I went to a football tournament to try and sell my books. I sold next to none. But, something happened that made it all feel worthwhile.
Sat in my car, I saw a girl holding a copy of my second book “Leah and the Waiting Game”. To be truthful, I thought she had picked it up off my table and was wondering whether she was going to put it back or walk off with it. (Anxiety is a part of my depression).
She hadn’t. She had bought it off Amazon and wanted it signed.
To see her face how that made her feel, made every word I typed worthwhile.
I digress, though all the above is relevant to the mental health picture. My picture.
Throughout my recent working career, I gained a “grumpy Paul” reputation. I flew off the handle, got exasperated. Got frustrated. At the time, I thought it was just being moody.

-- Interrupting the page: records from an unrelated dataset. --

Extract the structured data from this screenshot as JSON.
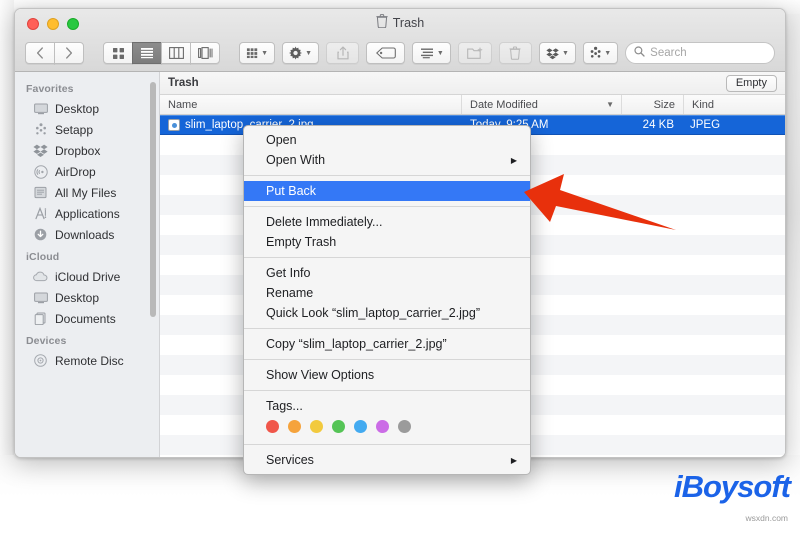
{
  "window": {
    "title": "Trash",
    "title_icon": "trash-icon",
    "traffic_lights": [
      "close",
      "minimize",
      "maximize"
    ]
  },
  "toolbar": {
    "back_icon": "chevron-left-icon",
    "forward_icon": "chevron-right-icon",
    "view_modes": [
      {
        "name": "icon-view",
        "icon": "grid-icon",
        "selected": false
      },
      {
        "name": "list-view",
        "icon": "list-icon",
        "selected": true
      },
      {
        "name": "column-view",
        "icon": "columns-icon",
        "selected": false
      },
      {
        "name": "gallery-view",
        "icon": "gallery-icon",
        "selected": false
      }
    ],
    "group_icon": "group-items-icon",
    "action_icon": "gear-icon",
    "share_icon": "share-icon",
    "tag_icon": "tag-icon",
    "arrange_icon": "arrange-icon",
    "newfolder_icon": "new-folder-icon",
    "delete_icon": "trash-icon",
    "dropbox_icon": "dropbox-icon",
    "setapp_icon": "setapp-icon",
    "search_placeholder": "Search",
    "search_value": "",
    "search_icon": "search-icon"
  },
  "sidebar": {
    "sections": [
      {
        "header": "Favorites",
        "items": [
          {
            "label": "Desktop",
            "icon": "desktop-icon"
          },
          {
            "label": "Setapp",
            "icon": "setapp-icon"
          },
          {
            "label": "Dropbox",
            "icon": "dropbox-icon"
          },
          {
            "label": "AirDrop",
            "icon": "airdrop-icon"
          },
          {
            "label": "All My Files",
            "icon": "all-my-files-icon"
          },
          {
            "label": "Applications",
            "icon": "applications-icon"
          },
          {
            "label": "Downloads",
            "icon": "downloads-icon"
          }
        ]
      },
      {
        "header": "iCloud",
        "items": [
          {
            "label": "iCloud Drive",
            "icon": "cloud-icon"
          },
          {
            "label": "Desktop",
            "icon": "desktop-icon"
          },
          {
            "label": "Documents",
            "icon": "documents-icon"
          }
        ]
      },
      {
        "header": "Devices",
        "items": [
          {
            "label": "Remote Disc",
            "icon": "disc-icon"
          }
        ]
      }
    ]
  },
  "pathbar": {
    "title": "Trash",
    "empty_button": "Empty"
  },
  "file_list": {
    "columns": [
      "Name",
      "Date Modified",
      "Size",
      "Kind"
    ],
    "sort_indicator": "chevron-down-icon",
    "rows": [
      {
        "name": "slim_laptop_carrier_2.jpg",
        "date": "Today, 9:25 AM",
        "size": "24 KB",
        "kind": "JPEG",
        "selected": true
      }
    ]
  },
  "context_menu": {
    "groups": [
      [
        {
          "label": "Open",
          "submenu": false,
          "highlighted": false
        },
        {
          "label": "Open With",
          "submenu": true,
          "highlighted": false
        }
      ],
      [
        {
          "label": "Put Back",
          "submenu": false,
          "highlighted": true
        }
      ],
      [
        {
          "label": "Delete Immediately...",
          "submenu": false,
          "highlighted": false
        },
        {
          "label": "Empty Trash",
          "submenu": false,
          "highlighted": false
        }
      ],
      [
        {
          "label": "Get Info",
          "submenu": false,
          "highlighted": false
        },
        {
          "label": "Rename",
          "submenu": false,
          "highlighted": false
        },
        {
          "label": "Quick Look “slim_laptop_carrier_2.jpg”",
          "submenu": false,
          "highlighted": false
        }
      ],
      [
        {
          "label": "Copy “slim_laptop_carrier_2.jpg”",
          "submenu": false,
          "highlighted": false
        }
      ],
      [
        {
          "label": "Show View Options",
          "submenu": false,
          "highlighted": false
        }
      ],
      [
        {
          "label": "Tags...",
          "submenu": false,
          "highlighted": false
        }
      ],
      [
        {
          "label": "Services",
          "submenu": true,
          "highlighted": false
        }
      ]
    ],
    "tag_colors": [
      "#f0564a",
      "#f5a33c",
      "#f2ca3e",
      "#55c456",
      "#43aaf0",
      "#cb6ce6",
      "#9b9b9b"
    ],
    "highlight_color": "#3478f6"
  },
  "annotation": {
    "arrow_color": "#e8300c",
    "arrow_points_to": "Put Back"
  },
  "watermark": {
    "brand": "iBoysoft",
    "brand_color": "#1b63e8",
    "sub": "wsxdn.com"
  }
}
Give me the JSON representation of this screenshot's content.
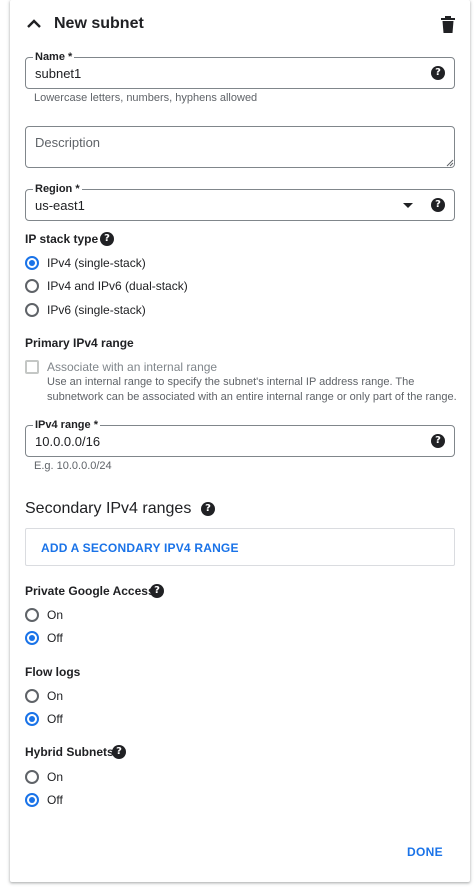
{
  "header": {
    "title": "New subnet"
  },
  "name_field": {
    "label": "Name *",
    "value": "subnet1",
    "hint": "Lowercase letters, numbers, hyphens allowed"
  },
  "description_field": {
    "placeholder": "Description"
  },
  "region_field": {
    "label": "Region *",
    "value": "us-east1"
  },
  "ip_stack": {
    "label": "IP stack type",
    "options": [
      {
        "label": "IPv4 (single-stack)",
        "selected": true
      },
      {
        "label": "IPv4 and IPv6 (dual-stack)",
        "selected": false
      },
      {
        "label": "IPv6 (single-stack)",
        "selected": false
      }
    ]
  },
  "primary_range": {
    "label": "Primary IPv4 range",
    "checkbox_label": "Associate with an internal range",
    "checkbox_desc": "Use an internal range to specify the subnet's internal IP address range. The subnetwork can be associated with an entire internal range or only part of the range."
  },
  "ipv4_field": {
    "label": "IPv4 range *",
    "value": "10.0.0.0/16",
    "hint": "E.g. 10.0.0.0/24"
  },
  "secondary": {
    "title": "Secondary IPv4 ranges",
    "add_button": "ADD A SECONDARY IPV4 RANGE"
  },
  "private_google_access": {
    "label": "Private Google Access",
    "options": [
      {
        "label": "On",
        "selected": false
      },
      {
        "label": "Off",
        "selected": true
      }
    ]
  },
  "flow_logs": {
    "label": "Flow logs",
    "options": [
      {
        "label": "On",
        "selected": false
      },
      {
        "label": "Off",
        "selected": true
      }
    ]
  },
  "hybrid_subnets": {
    "label": "Hybrid Subnets",
    "options": [
      {
        "label": "On",
        "selected": false
      },
      {
        "label": "Off",
        "selected": true
      }
    ]
  },
  "footer": {
    "done_label": "DONE"
  },
  "help_glyph": "?",
  "colors": {
    "accent": "#1a73e8",
    "text": "#202124",
    "muted": "#5f6368",
    "border": "#80868b"
  }
}
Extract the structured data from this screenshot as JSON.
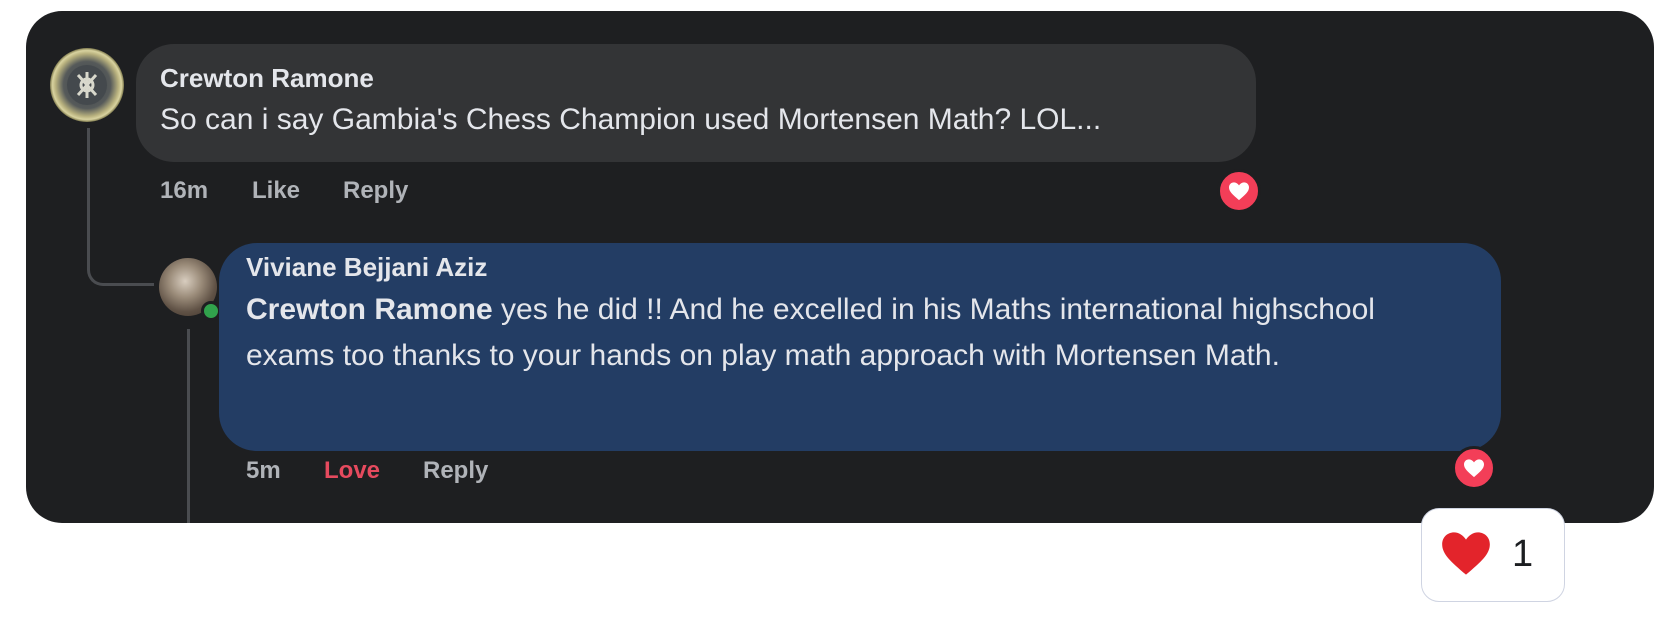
{
  "comment": {
    "author": "Crewton Ramone",
    "text": "So can i say Gambia's Chess Champion used Mortensen Math? LOL...",
    "time": "16m",
    "like_label": "Like",
    "reply_label": "Reply",
    "avatar_icon": "logo-avatar"
  },
  "reply": {
    "author": "Viviane Bejjani Aziz",
    "mention": "Crewton Ramone",
    "text": " yes he did !! And he excelled in his Maths international highschool exams too thanks to your hands on play math approach with Mortensen Math.",
    "time": "5m",
    "love_label": "Love",
    "reply_label": "Reply",
    "online": true
  },
  "reaction_summary": {
    "icon": "red-heart-icon",
    "count": "1"
  },
  "colors": {
    "card_bg": "#1e1f21",
    "comment_bubble": "#333436",
    "reply_bubble": "#233d64",
    "love_accent": "#e64a5e",
    "heart_badge": "#f33e58",
    "online_green": "#31a24c"
  }
}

It wasn’t. It was depression.
On, off and on again with anti-depressants, six months off work through ill mental health and a doctor who was brilliant with me to get me back to work. I started to build my own strategies for dealing with those things that made me anxious and depressed.
For a while they worked.
Things change. I had dreams and goals for life that weren’t happening. Other people can also influence how you feel – no matter how much you try and avoid it.
I was back on that slope to self-pity and worthlessness and changes that I hadn’t foreseen put me further back than I was before.
One friend and a colleague I hadn’t worked with directly before both suggested something I had never been diagnosed with (and still haven’t medically) – Asperger’s, autism.
My knowledge of both are still limited. But, have read enough to see traits.
Putting a label on something makes you think differently. It almost becomes an acceptance of your “faults” and has allowed me to say, “Okay, it isn’t me, it’s the illness, now let’s get on with things.”
I still have bad days at work, but “grumpy Paul” is less frequent and more manageable. And more tolerated.
I’m not healed from my mental illness. May never be so. But, I can see what I have done to people in that time, hurt and discomfort, distancing myself to hide away under the duvet hoping no-one will find me in my dark place.
Some of those friendships are possibly beyond repair. The “unfriend” option on Facebook is a sinister tool when someone does it to you. But, if any of those who have done so are reading this, then I am sorry for whatever I did to you. I cannot change that. I can only change the present and the future.
So, why write this?
Simply, I wrote it for me. If it helps you too, then great. But, I wrote it because all I have done is thought about it for days and days and have tried to summarise maybe fifteen years of my life into something I can close and move on from.
Will I fall again? Probably but I will get back up quicker than I did last time. Check out a guy called Nick Vujicic if you want to learn about getting back up again!
Other people have problems, some are worse than yours, some are less so. But, your problems are yours and they are very real, very personal and no matter how worse someone else’s might be, you cannot see that.
That’s okay to think that. But, I have tried to use that as a strategy to pick myself up. A recent flooded ceiling at my home. Yes, it wasn’t nice. Yes, there was a danger of further damage structurally and to the electrics etc. I found the positive in it though. I did still have a roof over my head, food in my stomach, somewhere to go to if the damage became too great that I couldn’t safely stay there.
I still have dreams that probably won’t be fulfilled.
I still have aspirations that probably will never happen.
But that’s okay. Maybe those doors closing were for a reason. I may not see it now and it does make me feel numb and disheartened, even as I write this, to say that they may never will. Yet, whether it’s God’s plan (for those who believe) or one of those things that just isn’t meant to happen to me, I will continue to try to believe that there’s a reason I am the way I am. A reason why I am on this path; that the road I am on is better than the one I could have followed instead.
If you got to the end of this, thank you for reading."